WINNER: Shaughn Butts, Edmonton Journal, for an image of an unconscious young victim being carried from a fire
FINALISTS: Lucas Oleniuk, Toronto Star, for a shot of Filipino soldiers filling a mass grave dug in the aftermath of Typhoon Haiyan; Jordan Verlage, Canadian Press, for a picture of a man and his pet cat swimming to safety after the Highwood River overflowed its banks in High River, Alta.
WINNER: Jennifer Ditchburn, Canadian Press, for coverage of Senator Mike Duffy’s expense claims, including revelations that Duffy had been campaigning for the Conservatives on days when he claimed expenses for Senate business
FINALISTS: Steven Chase, Boyd Erman and Daniel Leblanc,Globe and Mail, for stories exploring the role of Prime Minister Stephen Harper’s advisor Nigel Wright in the Mike Duffy Senate expense scandal; Gary Mason, Globe and Mail, for a play-by-play analysis of how the B.C. Liberal party turned its fortunes around to win the last provincial election
WINNER: Jason Chiu, Globe and Mail
FINALISTS: Nuri Ducassi, Zach Scott and Sarah Murdoch, Toronto Star; Brian Hughes, Toronto Star
Project of the Year
WINNER: Toronto Star for a series of stories that explored connections between the clothes on Canadians’ backs and a tragic building collapse half a world away
FINALISTS: Globe and Mail for a series of stories that measured and analysed the real impact of income inequality in Canada; Halifax Chronicle Herald for a series of stories investigating the worrisome state of long-term care in Nova Scotia; Vancouver Province for a series of stories exploring racism in the increasingly multicultural Lower Mainland
WINNER: Grant Robertson, Globe and Mail, for a story that went inside the tightly controlled U.S. oil industry to investigate the crude oil being carried by a train that crashed in Lac-Mégantic, Que., killing 47 people
FINALISTS: Gabrielle Duchaine, Montreal La Presse, for story about eight severely disabled adults whose group home was on the verge of being shut down; Gordon Sinclair Jr., Winnipeg Free Press, for a profile of a child-like man who spent most of his 83 years in care facilities yet achieved a life full of happiness and purpose

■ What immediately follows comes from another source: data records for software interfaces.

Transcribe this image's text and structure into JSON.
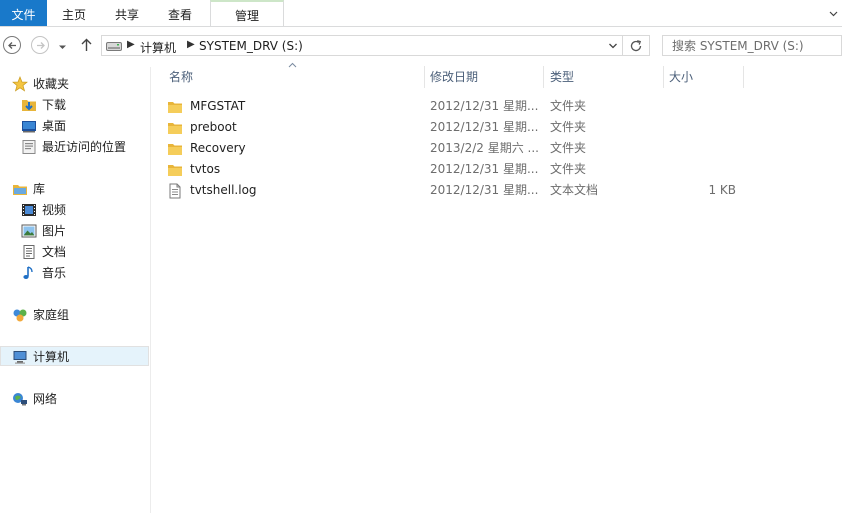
{
  "ribbon": {
    "tabs": [
      "文件",
      "主页",
      "共享",
      "查看",
      "管理"
    ]
  },
  "address": {
    "segments": [
      "计算机",
      "SYSTEM_DRV (S:)"
    ]
  },
  "search": {
    "placeholder": "搜索 SYSTEM_DRV (S:)"
  },
  "sidebar": {
    "favorites": {
      "label": "收藏夹",
      "items": [
        "下载",
        "桌面",
        "最近访问的位置"
      ]
    },
    "libraries": {
      "label": "库",
      "items": [
        "视频",
        "图片",
        "文档",
        "音乐"
      ]
    },
    "homegroup": "家庭组",
    "computer": "计算机",
    "network": "网络"
  },
  "columns": {
    "name": "名称",
    "date": "修改日期",
    "type": "类型",
    "size": "大小"
  },
  "files": [
    {
      "name": "MFGSTAT",
      "date": "2012/12/31 星期...",
      "type": "文件夹",
      "size": "",
      "icon": "folder-icon"
    },
    {
      "name": "preboot",
      "date": "2012/12/31 星期...",
      "type": "文件夹",
      "size": "",
      "icon": "folder-icon"
    },
    {
      "name": "Recovery",
      "date": "2013/2/2 星期六 ...",
      "type": "文件夹",
      "size": "",
      "icon": "folder-icon"
    },
    {
      "name": "tvtos",
      "date": "2012/12/31 星期...",
      "type": "文件夹",
      "size": "",
      "icon": "folder-icon"
    },
    {
      "name": "tvtshell.log",
      "date": "2012/12/31 星期...",
      "type": "文本文档",
      "size": "1 KB",
      "icon": "text-file-icon"
    }
  ],
  "colors": {
    "accent": "#1979ca",
    "selection": "#e5f3fb",
    "folder": "#e8b53a"
  }
}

WINNER: Randy Turner, Winnipeg Free Press, for stories about unregulated hockey leagues for elite young players, the future of curling in rural Manitoba, and hockey players’ unhealthy habit of chewing tobacco
FINALISTS: Jon McCarthy, Toronto Sun, for three stories about the U.S. Open golf tournament; Caroline Touzin, Montreal La Presse, for a three-part profile of boxer Adonis Stevenson
WINNER: Amber Bracken, Edmonton Sun, for a blood-spattered picture of two female boxers
FINALISTS: Jonathan Hayward, Canadian Press, for a low-angle view of a curler peering intently through the arms and legs of his sweepers; Darren Stone, Victoria Times Colonist, for a photo of an apparently headless hockey player
For more information, go to www.nna-ccj-ca or contact:
Paul Woods, Editorial Consultant
National Newspaper Awards
905 681-8675 (office)
647 606-8687 (mobile)